## TASK REQUIREMENTS
Where a line below holds the string "icon", copy that line.

## DATA FOR THIS TASK
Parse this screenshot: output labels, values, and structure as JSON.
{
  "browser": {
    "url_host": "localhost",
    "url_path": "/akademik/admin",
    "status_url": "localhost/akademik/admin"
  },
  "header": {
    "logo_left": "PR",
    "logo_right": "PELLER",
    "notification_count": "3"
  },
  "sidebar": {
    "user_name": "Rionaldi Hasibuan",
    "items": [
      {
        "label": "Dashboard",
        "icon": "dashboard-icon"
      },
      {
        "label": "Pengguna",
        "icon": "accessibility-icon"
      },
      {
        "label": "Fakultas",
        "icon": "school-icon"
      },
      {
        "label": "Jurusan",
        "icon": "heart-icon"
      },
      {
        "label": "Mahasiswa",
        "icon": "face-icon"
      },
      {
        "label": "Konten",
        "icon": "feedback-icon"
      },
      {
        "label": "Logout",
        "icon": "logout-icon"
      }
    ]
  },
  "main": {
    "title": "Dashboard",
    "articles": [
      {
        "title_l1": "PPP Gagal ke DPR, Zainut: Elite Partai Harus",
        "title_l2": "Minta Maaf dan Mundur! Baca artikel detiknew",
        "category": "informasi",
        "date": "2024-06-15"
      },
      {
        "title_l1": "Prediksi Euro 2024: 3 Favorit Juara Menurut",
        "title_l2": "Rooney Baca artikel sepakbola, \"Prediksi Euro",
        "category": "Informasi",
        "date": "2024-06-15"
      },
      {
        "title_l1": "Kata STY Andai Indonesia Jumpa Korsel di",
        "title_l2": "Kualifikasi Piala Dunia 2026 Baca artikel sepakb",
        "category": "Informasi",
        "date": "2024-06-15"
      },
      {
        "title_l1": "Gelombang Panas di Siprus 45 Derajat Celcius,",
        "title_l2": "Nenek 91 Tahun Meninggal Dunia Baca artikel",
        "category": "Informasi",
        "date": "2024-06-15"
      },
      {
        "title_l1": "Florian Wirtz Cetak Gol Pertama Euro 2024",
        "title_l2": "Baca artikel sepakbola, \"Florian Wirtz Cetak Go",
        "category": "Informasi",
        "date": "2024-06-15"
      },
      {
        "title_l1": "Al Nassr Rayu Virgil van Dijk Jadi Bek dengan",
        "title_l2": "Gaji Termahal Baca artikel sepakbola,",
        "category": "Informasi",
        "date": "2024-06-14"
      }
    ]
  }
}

## TASK OUTPUT
        "icon": "dashboard-icon"
        "icon": "accessibility-icon"
        "icon": "school-icon"
        "icon": "heart-icon"
        "icon": "face-icon"
        "icon": "feedback-icon"
        "icon": "logout-icon"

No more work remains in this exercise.